Problem> The goal is to restate all of the records below word for word.

Material for this task>
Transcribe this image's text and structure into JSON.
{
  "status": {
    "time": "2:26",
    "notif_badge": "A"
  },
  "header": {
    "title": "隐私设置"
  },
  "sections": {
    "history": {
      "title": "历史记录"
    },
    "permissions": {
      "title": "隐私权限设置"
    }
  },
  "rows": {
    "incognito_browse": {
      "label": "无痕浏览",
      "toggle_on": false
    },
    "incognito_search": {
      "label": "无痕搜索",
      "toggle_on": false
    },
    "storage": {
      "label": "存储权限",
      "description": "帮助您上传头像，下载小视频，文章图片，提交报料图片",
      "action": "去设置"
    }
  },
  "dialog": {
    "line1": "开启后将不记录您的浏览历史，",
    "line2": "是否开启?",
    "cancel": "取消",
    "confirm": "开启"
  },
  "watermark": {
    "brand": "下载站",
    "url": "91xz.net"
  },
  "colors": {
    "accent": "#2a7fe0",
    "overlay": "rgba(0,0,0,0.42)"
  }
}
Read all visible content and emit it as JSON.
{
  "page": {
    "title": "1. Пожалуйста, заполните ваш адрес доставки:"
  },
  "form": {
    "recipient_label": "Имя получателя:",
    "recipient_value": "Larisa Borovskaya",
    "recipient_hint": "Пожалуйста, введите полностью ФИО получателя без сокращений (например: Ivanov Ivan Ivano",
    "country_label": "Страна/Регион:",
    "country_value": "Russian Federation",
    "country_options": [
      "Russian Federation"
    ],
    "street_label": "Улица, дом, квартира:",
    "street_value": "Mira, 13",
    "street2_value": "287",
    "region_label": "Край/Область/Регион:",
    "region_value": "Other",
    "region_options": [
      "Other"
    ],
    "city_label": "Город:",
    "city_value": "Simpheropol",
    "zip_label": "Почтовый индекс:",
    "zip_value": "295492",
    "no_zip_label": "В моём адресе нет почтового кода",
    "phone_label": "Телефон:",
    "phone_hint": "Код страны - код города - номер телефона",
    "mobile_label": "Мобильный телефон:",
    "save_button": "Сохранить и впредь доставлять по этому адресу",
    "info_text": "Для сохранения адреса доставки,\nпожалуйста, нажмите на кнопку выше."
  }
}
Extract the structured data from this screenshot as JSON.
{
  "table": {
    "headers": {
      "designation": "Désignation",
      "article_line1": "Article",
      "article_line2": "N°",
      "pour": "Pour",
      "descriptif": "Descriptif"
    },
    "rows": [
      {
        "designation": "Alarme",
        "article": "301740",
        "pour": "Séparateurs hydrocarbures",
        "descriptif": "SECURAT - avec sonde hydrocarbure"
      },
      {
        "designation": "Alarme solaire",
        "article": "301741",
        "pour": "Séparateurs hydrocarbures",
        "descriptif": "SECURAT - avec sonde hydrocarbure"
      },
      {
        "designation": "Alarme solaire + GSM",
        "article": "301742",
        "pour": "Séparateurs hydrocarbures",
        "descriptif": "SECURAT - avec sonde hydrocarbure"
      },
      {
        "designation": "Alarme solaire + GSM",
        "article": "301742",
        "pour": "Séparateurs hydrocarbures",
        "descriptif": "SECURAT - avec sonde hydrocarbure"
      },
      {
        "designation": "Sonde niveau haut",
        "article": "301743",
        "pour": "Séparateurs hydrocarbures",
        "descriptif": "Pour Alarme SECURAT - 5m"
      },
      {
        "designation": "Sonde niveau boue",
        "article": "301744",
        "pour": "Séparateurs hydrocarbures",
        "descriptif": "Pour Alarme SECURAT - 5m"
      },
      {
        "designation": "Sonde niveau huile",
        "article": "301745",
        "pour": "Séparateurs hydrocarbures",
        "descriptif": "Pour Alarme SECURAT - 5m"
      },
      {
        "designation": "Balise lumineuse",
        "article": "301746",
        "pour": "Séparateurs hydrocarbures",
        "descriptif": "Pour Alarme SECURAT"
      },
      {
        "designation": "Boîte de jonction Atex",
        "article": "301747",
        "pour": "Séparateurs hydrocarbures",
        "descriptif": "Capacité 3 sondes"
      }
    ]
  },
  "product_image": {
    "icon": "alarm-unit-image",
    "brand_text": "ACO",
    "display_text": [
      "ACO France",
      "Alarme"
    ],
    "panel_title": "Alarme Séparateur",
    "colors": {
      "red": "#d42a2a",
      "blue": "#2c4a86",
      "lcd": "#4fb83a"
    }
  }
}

Result of this exercise>
Transcribe this image's text and structure into JSON.
{
  "status": {
    "time": "2:26",
    "notif_badge": "A"
  },
  "header": {
    "title": "隐私设置"
  },
  "sections": {
    "history": {
      "title": "历史记录"
    },
    "permissions": {
      "title": "隐私权限设置"
    }
  },
  "rows": {
    "incognito_browse": {
      "label": "无痕浏览",
      "toggle_on": false
    },
    "incognito_search": {
      "label": "无痕搜索",
      "toggle_on": false
    },
    "storage": {
      "label": "存储权限",
      "description": "帮助您上传头像，下载小视频，文章图片，提交报料图片",
      "action": "去设置"
    }
  },
  "dialog": {
    "line1": "开启后将不记录您的浏览历史，",
    "line2": "是否开启?",
    "cancel": "取消",
    "confirm": "开启"
  },
  "watermark": {
    "brand": "下载站",
    "url": "91xz.net"
  },
  "colors": {
    "accent": "#2a7fe0",
    "overlay": "rgba(0,0,0,0.42)"
  }
}
Read all visible content and emit it as JSON.
{
  "page": {
    "title": "1. Пожалуйста, заполните ваш адрес доставки:"
  },
  "form": {
    "recipient_label": "Имя получателя:",
    "recipient_value": "Larisa Borovskaya",
    "recipient_hint": "Пожалуйста, введите полностью ФИО получателя без сокращений (например: Ivanov Ivan Ivano",
    "country_label": "Страна/Регион:",
    "country_value": "Russian Federation",
    "country_options": [
      "Russian Federation"
    ],
    "street_label": "Улица, дом, квартира:",
    "street_value": "Mira, 13",
    "street2_value": "287",
    "region_label": "Край/Область/Регион:",
    "region_value": "Other",
    "region_options": [
      "Other"
    ],
    "city_label": "Город:",
    "city_value": "Simpheropol",
    "zip_label": "Почтовый индекс:",
    "zip_value": "295492",
    "no_zip_label": "В моём адресе нет почтового кода",
    "phone_label": "Телефон:",
    "phone_hint": "Код страны - код города - номер телефона",
    "mobile_label": "Мобильный телефон:",
    "save_button": "Сохранить и впредь доставлять по этому адресу",
    "info_text": "Для сохранения адреса доставки,\nпожалуйста, нажмите на кнопку выше."
  }
}
Extract the structured data from this screenshot as JSON.
{
  "table": {
    "headers": {
      "designation": "Désignation",
      "article_line1": "Article",
      "article_line2": "N°",
      "pour": "Pour",
      "descriptif": "Descriptif"
    },
    "rows": [
      {
        "designation": "Alarme",
        "article": "301740",
        "pour": "Séparateurs hydrocarbures",
        "descriptif": "SECURAT - avec sonde hydrocarbure"
      },
      {
        "designation": "Alarme solaire",
        "article": "301741",
        "pour": "Séparateurs hydrocarbures",
        "descriptif": "SECURAT - avec sonde hydrocarbure"
      },
      {
        "designation": "Alarme solaire + GSM",
        "article": "301742",
        "pour": "Séparateurs hydrocarbures",
        "descriptif": "SECURAT - avec sonde hydrocarbure"
      },
      {
        "designation": "Alarme solaire + GSM",
        "article": "301742",
        "pour": "Séparateurs hydrocarbures",
        "descriptif": "SECURAT - avec sonde hydrocarbure"
      },
      {
        "designation": "Sonde niveau haut",
        "article": "301743",
        "pour": "Séparateurs hydrocarbures",
        "descriptif": "Pour Alarme SECURAT - 5m"
      },
      {
        "designation": "Sonde niveau boue",
        "article": "301744",
        "pour": "Séparateurs hydrocarbures",
        "descriptif": "Pour Alarme SECURAT - 5m"
      },
      {
        "designation": "Sonde niveau huile",
        "article": "301745",
        "pour": "Séparateurs hydrocarbures",
        "descriptif": "Pour Alarme SECURAT - 5m"
      },
      {
        "designation": "Balise lumineuse",
        "article": "301746",
        "pour": "Séparateurs hydrocarbures",
        "descriptif": "Pour Alarme SECURAT"
      },
      {
        "designation": "Boîte de jonction Atex",
        "article": "301747",
        "pour": "Séparateurs hydrocarbures",
        "descriptif": "Capacité 3 sondes"
      }
    ]
  },
  "product_image": {
    "icon": "alarm-unit-image",
    "brand_text": "ACO",
    "display_text": [
      "ACO France",
      "Alarme"
    ],
    "panel_title": "Alarme Séparateur",
    "colors": {
      "red": "#d42a2a",
      "blue": "#2c4a86",
      "lcd": "#4fb83a"
    }
  }
}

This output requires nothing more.